■ Task input
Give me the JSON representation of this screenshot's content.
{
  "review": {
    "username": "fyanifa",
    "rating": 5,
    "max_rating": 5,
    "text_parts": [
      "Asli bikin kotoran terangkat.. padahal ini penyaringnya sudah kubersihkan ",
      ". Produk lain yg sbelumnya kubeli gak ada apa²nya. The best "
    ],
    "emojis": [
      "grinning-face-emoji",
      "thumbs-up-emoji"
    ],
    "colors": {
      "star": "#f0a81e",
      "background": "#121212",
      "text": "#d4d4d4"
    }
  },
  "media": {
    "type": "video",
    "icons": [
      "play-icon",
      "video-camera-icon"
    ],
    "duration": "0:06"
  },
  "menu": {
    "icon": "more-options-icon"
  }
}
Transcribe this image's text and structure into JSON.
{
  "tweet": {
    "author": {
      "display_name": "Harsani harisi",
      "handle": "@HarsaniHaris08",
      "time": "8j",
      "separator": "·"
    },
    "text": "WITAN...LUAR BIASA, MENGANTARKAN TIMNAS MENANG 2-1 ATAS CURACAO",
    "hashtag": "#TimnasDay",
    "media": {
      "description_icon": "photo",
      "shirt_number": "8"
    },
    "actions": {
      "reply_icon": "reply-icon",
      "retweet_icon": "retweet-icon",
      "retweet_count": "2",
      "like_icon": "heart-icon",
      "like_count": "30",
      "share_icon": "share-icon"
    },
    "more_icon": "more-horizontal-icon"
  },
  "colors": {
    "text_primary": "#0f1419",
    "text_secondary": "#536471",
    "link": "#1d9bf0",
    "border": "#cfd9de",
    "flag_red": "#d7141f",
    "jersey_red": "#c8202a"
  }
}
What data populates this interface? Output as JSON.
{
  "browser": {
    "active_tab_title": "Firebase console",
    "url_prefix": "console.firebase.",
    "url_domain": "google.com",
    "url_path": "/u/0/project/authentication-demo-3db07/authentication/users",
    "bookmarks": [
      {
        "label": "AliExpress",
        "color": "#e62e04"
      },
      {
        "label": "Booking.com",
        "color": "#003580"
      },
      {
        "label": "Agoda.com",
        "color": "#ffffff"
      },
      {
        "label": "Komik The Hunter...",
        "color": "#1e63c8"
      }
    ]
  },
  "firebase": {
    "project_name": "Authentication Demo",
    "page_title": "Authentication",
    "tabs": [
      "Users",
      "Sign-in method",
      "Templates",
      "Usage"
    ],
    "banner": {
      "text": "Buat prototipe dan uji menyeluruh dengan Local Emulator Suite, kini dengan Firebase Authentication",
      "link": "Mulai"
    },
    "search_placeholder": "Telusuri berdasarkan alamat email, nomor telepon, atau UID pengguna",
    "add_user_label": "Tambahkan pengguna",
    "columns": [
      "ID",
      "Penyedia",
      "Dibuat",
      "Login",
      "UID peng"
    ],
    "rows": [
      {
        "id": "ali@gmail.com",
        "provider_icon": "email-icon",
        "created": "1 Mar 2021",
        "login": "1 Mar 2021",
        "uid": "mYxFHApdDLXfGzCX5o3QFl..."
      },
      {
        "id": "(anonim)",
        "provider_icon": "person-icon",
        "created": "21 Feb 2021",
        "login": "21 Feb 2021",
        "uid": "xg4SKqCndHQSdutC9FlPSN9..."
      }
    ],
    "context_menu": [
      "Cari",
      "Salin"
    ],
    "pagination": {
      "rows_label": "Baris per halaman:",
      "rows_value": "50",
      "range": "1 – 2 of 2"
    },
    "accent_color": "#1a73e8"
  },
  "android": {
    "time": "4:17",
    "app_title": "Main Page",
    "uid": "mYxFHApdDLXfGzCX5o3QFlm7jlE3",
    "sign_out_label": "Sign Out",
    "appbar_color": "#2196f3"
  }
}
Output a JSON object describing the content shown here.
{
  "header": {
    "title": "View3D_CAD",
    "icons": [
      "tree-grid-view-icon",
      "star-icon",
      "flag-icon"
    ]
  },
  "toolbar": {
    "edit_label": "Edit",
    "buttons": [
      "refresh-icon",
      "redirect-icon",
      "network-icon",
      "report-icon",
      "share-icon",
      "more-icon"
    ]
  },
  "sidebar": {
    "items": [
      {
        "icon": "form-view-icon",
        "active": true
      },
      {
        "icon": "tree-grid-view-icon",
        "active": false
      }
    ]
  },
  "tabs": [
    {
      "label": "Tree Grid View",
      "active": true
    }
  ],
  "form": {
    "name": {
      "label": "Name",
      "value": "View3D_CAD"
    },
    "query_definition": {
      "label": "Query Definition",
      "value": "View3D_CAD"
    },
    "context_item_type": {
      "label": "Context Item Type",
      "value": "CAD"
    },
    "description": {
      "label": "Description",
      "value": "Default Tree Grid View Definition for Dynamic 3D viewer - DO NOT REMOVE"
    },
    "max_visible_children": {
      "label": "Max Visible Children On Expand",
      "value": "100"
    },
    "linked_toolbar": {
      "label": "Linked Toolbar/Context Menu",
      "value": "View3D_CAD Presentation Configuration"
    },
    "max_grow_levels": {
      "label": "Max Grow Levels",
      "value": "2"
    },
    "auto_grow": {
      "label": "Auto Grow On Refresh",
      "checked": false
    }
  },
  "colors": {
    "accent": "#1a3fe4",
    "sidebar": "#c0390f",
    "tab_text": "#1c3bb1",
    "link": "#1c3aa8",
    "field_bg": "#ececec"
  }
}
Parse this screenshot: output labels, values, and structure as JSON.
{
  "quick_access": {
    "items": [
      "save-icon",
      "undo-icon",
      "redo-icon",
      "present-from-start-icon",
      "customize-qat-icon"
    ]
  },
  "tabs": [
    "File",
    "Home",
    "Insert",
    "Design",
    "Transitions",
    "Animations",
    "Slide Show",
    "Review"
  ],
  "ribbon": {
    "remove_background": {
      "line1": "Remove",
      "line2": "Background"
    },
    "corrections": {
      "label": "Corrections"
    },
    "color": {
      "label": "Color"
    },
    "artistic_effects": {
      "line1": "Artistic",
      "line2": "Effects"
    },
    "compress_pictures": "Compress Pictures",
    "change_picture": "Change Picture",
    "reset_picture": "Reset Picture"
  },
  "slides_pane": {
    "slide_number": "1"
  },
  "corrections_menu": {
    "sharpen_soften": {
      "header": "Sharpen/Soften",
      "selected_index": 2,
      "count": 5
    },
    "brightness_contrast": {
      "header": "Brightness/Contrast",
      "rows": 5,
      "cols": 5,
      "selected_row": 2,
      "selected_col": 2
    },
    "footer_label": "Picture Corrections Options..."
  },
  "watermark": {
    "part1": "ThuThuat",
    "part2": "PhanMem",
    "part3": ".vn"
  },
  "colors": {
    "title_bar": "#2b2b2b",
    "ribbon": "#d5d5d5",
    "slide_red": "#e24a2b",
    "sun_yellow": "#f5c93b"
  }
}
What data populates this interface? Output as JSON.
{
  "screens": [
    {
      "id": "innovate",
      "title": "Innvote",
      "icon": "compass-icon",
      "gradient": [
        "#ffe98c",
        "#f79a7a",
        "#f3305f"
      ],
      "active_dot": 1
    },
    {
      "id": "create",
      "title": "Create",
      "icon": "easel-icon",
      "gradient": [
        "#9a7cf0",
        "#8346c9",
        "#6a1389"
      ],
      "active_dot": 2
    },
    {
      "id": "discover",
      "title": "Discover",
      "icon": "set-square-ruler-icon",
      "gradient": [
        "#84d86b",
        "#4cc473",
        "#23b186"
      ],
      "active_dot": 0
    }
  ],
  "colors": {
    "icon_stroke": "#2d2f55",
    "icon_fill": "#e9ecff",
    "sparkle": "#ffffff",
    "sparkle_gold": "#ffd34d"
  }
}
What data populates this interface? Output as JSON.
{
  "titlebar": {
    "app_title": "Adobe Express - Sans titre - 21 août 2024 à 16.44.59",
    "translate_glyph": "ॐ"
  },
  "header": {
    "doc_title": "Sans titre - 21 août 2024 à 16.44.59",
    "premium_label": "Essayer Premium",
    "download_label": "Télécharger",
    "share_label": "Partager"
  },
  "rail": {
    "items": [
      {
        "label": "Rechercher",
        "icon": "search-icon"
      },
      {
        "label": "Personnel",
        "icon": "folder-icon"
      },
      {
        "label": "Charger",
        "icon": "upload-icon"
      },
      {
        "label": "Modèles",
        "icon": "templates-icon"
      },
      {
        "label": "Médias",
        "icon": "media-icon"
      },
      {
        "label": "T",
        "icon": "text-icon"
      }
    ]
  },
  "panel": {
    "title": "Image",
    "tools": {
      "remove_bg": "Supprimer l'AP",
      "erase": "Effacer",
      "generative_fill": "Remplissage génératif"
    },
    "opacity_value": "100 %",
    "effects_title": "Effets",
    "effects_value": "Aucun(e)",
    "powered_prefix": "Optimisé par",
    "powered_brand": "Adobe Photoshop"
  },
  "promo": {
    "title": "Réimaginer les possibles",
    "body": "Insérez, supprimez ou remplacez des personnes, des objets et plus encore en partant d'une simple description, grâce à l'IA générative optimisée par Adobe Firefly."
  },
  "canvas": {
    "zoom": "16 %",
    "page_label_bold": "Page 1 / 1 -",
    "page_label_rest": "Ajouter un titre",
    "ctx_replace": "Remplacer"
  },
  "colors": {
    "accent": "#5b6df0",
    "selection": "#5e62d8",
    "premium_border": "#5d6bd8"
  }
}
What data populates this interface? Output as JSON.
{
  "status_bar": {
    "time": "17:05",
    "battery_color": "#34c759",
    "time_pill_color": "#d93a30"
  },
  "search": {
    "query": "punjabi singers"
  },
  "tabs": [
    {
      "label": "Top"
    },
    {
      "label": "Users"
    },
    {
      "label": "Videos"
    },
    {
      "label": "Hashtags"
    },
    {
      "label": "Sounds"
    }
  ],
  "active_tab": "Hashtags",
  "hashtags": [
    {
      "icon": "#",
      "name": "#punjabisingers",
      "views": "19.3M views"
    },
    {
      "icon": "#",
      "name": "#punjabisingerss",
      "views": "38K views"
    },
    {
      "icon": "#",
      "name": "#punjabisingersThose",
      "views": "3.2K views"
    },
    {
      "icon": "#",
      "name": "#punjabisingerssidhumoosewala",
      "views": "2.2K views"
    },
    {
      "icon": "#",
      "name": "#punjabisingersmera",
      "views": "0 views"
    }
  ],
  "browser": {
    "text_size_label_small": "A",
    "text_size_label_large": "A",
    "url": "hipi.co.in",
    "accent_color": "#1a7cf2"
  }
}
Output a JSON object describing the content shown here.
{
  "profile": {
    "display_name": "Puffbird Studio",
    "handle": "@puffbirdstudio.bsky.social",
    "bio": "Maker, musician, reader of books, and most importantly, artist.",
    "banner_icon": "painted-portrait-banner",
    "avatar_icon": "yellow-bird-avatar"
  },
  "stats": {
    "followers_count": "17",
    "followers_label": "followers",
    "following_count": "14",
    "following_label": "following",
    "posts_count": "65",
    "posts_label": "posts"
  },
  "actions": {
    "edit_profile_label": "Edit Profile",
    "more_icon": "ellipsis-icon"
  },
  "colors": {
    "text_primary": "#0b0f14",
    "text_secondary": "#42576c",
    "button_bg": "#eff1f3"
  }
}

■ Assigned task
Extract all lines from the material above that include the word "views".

■ Final answer
      "views": "19.3M views"
      "views": "38K views"
      "views": "3.2K views"
      "views": "2.2K views"
      "views": "0 views"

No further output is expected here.